| Modern * South Coast |
The view along the costal path from Barton to Milford on Sea is too good to spend much time peering down onto the beach. Look far enough into the distance and you can see the chalky stacks of the Isle of Wight rocks jutting out towards the Channel, held back by the Needles Lighthouse. But if you tear your eyes away from the horizon in just the right spot you might see a few metal blocks half buried in the sand, trying not to be noticed.
These forgotten boulders once had a crucial military role. They were the men on the ground, the front line in British defence. During World War Two, when the idea of a German maritime invasion was becoming a real possibility, these disrupters were placed along the coast to tear holes into the hypothetical invading tanks.
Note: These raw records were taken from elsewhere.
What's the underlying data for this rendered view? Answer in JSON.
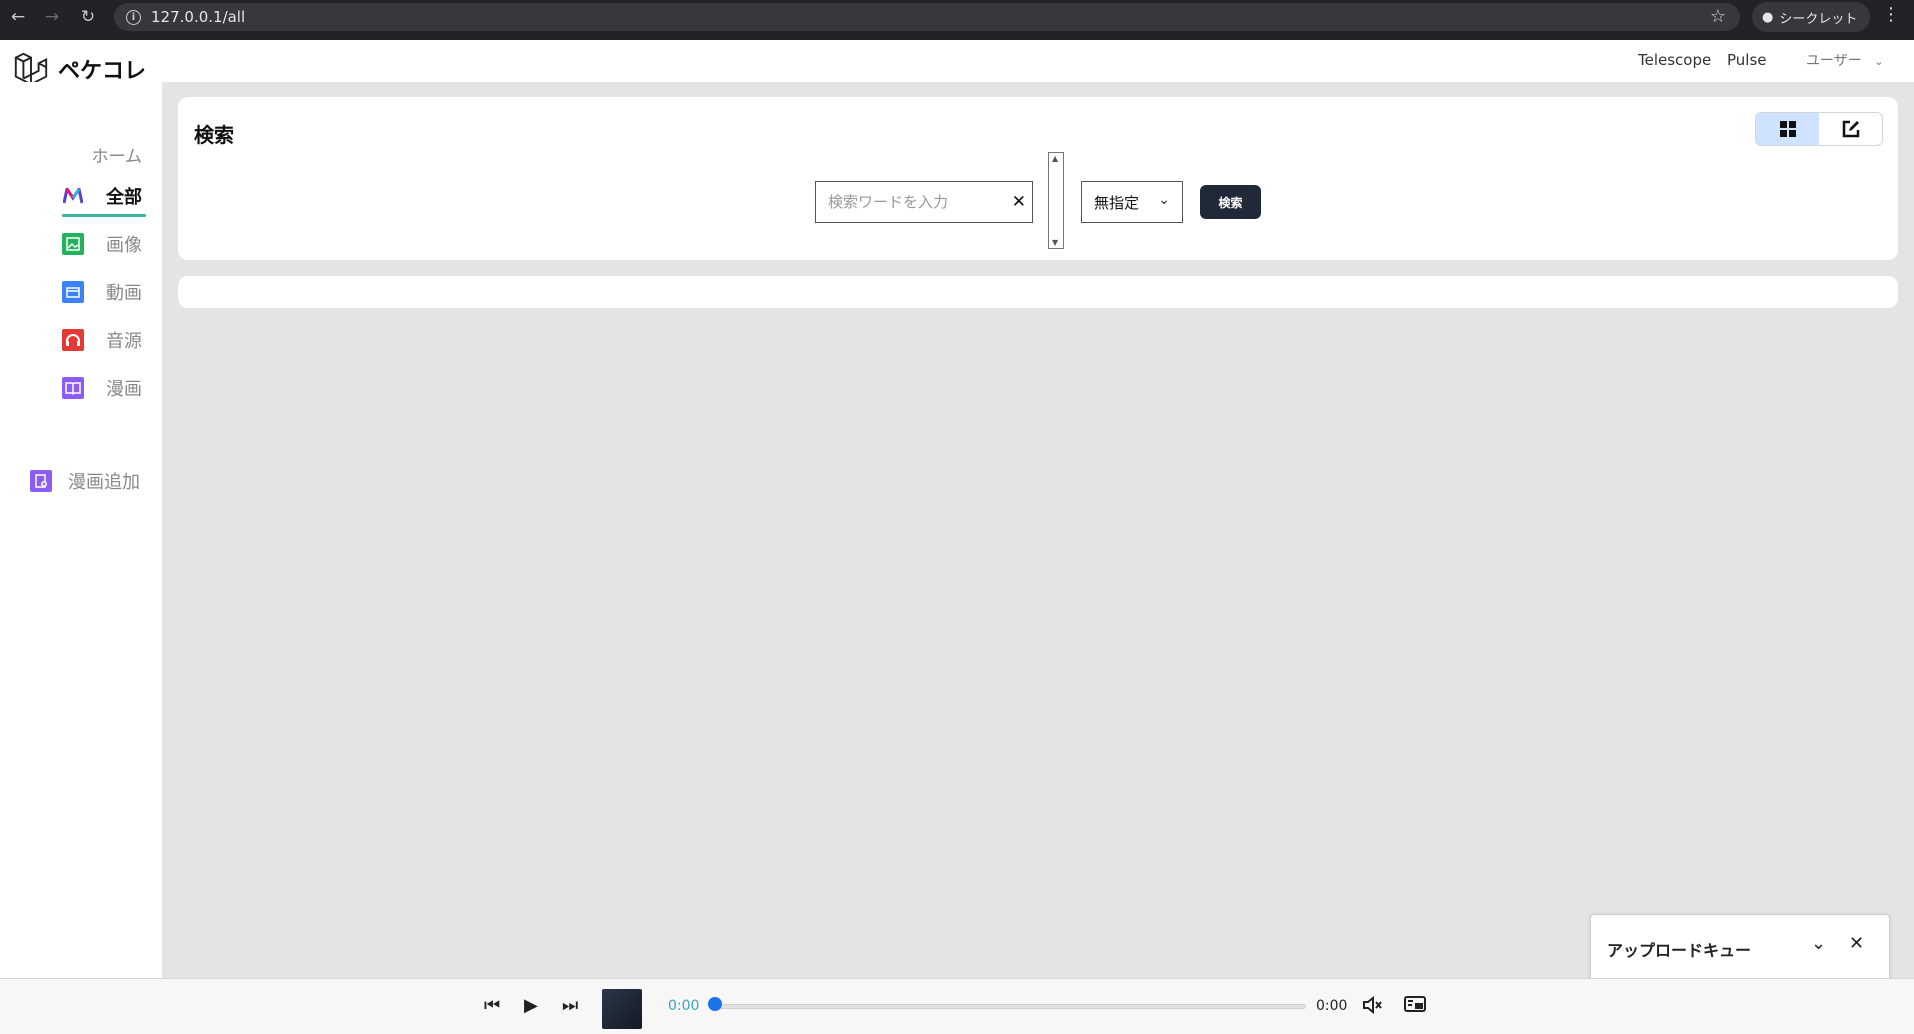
{
  "browser": {
    "url": "127.0.0.1/all",
    "incognito_label": "シークレット"
  },
  "header": {
    "brand": "ペケコレ",
    "links": [
      "Telescope",
      "Pulse"
    ],
    "user_menu": "ユーザー"
  },
  "sidebar": {
    "home": "ホーム",
    "items": [
      {
        "label": "全部",
        "icon": "all-icon",
        "color": "#5b3fd1",
        "active": true
      },
      {
        "label": "画像",
        "icon": "image-icon",
        "color": "#22b35a"
      },
      {
        "label": "動画",
        "icon": "video-icon",
        "color": "#3b82f6"
      },
      {
        "label": "音源",
        "icon": "headphones-icon",
        "color": "#e53935"
      },
      {
        "label": "漫画",
        "icon": "book-icon",
        "color": "#8b5cf6"
      }
    ],
    "add_manga": "漫画追加",
    "add_color": "#8b5cf6"
  },
  "search": {
    "title": "検索",
    "placeholder": "検索ワードを入力",
    "select_value": "無指定",
    "button": "検索"
  },
  "upload_queue": {
    "title": "アップロードキュー"
  },
  "player": {
    "current_time": "0:00",
    "total_time": "0:00",
    "progress": 0
  }
}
Although they never had the chance to fight for King and Country, the real issue that these boulders have exposed is the dramatic erosion of the Southern coast over the course of only a few generations. Initially buried deep in the seabed, several feet of erosion later and the jagged metal rocks are now plainly visible.
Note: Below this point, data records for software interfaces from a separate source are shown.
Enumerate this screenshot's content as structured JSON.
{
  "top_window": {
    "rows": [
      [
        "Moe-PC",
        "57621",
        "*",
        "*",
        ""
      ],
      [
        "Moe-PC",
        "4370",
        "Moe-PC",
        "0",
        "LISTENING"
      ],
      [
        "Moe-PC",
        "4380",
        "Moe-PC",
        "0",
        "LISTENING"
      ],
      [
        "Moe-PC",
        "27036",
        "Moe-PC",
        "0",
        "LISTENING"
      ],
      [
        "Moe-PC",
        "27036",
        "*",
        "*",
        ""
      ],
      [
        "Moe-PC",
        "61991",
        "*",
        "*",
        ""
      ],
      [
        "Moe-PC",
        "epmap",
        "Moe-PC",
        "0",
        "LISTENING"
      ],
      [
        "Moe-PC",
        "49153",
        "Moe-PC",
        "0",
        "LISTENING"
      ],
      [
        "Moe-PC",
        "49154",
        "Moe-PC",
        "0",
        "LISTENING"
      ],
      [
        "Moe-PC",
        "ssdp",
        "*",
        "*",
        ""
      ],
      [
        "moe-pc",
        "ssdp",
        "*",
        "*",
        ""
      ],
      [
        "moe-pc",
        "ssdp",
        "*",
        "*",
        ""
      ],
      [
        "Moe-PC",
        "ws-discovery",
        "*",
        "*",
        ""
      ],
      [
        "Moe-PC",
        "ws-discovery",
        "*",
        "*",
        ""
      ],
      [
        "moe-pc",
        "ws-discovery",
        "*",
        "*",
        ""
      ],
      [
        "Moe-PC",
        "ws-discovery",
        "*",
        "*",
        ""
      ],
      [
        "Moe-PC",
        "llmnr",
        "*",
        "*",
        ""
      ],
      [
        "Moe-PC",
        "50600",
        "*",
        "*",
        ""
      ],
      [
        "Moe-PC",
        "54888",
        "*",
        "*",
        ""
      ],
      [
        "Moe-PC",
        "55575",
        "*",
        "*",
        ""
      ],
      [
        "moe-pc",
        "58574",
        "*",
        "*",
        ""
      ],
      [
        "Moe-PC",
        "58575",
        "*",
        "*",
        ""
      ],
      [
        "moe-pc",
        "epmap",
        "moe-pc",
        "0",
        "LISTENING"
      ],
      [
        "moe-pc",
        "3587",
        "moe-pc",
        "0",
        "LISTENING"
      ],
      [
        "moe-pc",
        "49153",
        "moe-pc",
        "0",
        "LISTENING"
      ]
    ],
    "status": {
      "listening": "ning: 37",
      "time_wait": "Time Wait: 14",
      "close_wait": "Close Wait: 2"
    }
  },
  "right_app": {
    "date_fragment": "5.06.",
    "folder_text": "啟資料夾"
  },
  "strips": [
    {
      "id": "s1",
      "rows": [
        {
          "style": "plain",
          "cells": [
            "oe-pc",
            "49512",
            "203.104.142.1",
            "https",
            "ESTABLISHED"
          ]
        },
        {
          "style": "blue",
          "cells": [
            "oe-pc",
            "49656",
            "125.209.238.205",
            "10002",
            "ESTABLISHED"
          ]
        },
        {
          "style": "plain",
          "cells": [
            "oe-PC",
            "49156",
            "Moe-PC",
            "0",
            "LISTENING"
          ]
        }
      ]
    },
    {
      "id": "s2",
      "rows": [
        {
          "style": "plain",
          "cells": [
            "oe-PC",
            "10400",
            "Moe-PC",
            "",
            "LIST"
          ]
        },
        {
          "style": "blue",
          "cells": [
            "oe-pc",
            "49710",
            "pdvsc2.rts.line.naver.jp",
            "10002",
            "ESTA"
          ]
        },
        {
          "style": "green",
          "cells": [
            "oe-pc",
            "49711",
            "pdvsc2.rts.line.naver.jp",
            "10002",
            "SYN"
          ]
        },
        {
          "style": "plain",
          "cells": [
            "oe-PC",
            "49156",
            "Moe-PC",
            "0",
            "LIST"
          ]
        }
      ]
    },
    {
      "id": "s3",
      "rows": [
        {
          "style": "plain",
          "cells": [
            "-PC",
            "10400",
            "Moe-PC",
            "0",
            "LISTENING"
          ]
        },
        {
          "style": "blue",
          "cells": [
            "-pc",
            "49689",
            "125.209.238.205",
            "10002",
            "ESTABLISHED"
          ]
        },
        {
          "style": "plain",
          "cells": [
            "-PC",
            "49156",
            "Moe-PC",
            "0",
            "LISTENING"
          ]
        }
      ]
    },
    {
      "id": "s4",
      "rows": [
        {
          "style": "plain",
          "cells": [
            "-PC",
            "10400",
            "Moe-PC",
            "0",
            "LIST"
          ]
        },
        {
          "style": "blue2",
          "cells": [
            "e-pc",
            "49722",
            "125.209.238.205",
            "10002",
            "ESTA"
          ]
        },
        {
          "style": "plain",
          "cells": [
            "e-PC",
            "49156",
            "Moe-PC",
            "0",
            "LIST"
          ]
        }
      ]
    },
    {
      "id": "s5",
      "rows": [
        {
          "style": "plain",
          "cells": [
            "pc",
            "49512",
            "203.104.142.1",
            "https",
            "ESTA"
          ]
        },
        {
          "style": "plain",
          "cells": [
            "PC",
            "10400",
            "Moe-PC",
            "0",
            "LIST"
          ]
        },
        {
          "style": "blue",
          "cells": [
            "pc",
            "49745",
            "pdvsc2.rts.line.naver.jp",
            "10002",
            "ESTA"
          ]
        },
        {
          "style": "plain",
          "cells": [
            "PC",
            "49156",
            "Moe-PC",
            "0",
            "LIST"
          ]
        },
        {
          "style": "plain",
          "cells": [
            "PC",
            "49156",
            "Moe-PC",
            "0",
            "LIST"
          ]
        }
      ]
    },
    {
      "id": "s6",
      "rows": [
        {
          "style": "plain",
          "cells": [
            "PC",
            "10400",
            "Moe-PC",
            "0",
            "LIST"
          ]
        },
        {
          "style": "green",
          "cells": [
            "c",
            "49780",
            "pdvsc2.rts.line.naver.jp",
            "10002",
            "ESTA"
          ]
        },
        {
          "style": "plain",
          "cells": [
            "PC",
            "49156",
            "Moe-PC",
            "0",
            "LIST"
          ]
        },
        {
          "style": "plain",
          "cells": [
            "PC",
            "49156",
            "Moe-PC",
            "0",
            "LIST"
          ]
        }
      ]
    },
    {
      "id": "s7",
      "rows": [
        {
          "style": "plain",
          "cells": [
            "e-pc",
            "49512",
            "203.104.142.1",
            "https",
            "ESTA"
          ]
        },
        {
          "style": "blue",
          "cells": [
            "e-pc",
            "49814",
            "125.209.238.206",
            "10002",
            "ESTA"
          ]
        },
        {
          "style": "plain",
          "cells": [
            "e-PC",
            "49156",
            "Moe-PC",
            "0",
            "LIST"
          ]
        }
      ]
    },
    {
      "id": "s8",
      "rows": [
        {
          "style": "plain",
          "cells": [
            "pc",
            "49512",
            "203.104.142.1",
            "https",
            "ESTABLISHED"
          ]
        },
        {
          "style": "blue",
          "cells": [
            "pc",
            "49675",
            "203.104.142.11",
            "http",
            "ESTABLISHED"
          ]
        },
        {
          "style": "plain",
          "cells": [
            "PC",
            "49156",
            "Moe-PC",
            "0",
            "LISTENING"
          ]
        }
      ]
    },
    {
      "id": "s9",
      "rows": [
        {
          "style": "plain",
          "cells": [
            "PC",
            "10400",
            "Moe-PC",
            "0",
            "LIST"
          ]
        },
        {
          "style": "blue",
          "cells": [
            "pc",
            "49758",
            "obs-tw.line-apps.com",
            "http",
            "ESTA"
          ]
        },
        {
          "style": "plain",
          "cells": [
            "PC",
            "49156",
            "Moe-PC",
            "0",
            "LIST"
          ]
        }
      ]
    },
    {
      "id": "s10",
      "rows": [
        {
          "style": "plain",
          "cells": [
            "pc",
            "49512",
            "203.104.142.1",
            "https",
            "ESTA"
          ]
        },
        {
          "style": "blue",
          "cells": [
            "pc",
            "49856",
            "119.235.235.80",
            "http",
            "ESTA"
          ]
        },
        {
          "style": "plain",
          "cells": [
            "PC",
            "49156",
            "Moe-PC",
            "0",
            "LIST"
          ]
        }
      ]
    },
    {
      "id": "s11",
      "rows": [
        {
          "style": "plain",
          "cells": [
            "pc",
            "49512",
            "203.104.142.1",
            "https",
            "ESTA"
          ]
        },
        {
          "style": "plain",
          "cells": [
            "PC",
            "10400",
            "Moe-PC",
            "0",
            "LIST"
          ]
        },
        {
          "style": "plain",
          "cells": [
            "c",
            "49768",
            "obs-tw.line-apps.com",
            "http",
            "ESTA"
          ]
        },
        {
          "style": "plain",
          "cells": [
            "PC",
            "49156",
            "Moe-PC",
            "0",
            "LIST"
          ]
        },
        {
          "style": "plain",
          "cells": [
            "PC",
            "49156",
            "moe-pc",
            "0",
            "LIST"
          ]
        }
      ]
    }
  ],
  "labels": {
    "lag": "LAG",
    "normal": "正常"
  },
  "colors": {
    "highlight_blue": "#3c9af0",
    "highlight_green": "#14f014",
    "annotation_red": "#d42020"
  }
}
The increasing violence of strong tides and storms on this stretch of land has meant that the sandy beaches and cliff edges are collapsing into the ocean, scooping away at the once-strong natural defences. Local environmentalist groups have been pulling together support for conservation protection initiatives, but the coastal communities will be the first ones hit with the global-warming induced extreme weather.
The 80-year-old military equipment is fascinating for historians, but their rediscovery also demonstrates a very new threat than the one they were first made for.
Milford on Sea, Lymington SO41 0LX